[JURIST] A Bangladeshi special court in the district of Sathkhira on Monday sentenced 56 members of the Bangladesh Rifles (BDR) [official website] on charges relating to their involvement in last year's border guard mutiny [BBC backgrounder; JURIST news archive] that left 74 dead. Of the 60 charged [AP report] with taking up arms, firing, driving their army commanders out of offices and homes, and blocking a road during the 33-hour mutiny, 24 received the maximum seven-year sentence, and only four were acquitted. Civilian courts will hear the more serious charges [AFP report] faced by another 2,200 guards, such as murder, for which those found guilty may be subject to the death penalty. These were the fourth set of convictions relating to the mutiny, coming just one day after a special court in Feni convicted 57 BDR members [JURIST report] on similar charges.

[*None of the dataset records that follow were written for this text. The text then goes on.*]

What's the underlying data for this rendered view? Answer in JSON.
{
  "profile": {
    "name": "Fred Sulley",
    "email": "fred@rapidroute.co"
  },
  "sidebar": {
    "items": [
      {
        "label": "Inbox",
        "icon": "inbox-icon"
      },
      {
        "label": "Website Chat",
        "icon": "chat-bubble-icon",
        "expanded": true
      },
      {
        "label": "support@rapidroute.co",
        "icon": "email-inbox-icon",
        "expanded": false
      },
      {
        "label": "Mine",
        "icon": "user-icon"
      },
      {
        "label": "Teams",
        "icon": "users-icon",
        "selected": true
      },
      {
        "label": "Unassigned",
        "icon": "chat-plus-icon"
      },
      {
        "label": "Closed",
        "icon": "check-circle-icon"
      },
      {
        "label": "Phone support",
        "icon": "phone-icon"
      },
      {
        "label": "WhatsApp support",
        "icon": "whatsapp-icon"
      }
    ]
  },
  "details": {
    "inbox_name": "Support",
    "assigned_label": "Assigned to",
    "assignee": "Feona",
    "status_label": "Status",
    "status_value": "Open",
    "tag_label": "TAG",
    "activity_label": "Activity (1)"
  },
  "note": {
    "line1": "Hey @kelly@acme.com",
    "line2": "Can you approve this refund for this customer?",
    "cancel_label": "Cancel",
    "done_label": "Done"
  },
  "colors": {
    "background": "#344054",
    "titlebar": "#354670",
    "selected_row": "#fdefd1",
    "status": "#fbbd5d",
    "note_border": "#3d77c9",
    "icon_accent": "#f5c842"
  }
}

The six special courts were established [Priyo report] shortly after the Bangladeshi Supreme Court [official website] recommended against [JURIST report] military court-martial trials for BDR members who took part in the mutiny. Dozens of BDR officers, including the force's commander, were killed and their bodies left in sewers and shallow graves during the mutiny, which was sparked by grievances over pay and conditions. President Zillur Rahman [official profile] asked for the court's opinion to determine whether the accused should be tried under the Army Act of 1952 [text] or whether they should face civilian trials. Prime Minister Sheikh Hasina [BBC profile] initially offered the mutineers amnesty as part of a deal negotiated to end the uprising, but the agreement was rescinded when the conduct of the mutineers was fully revealed.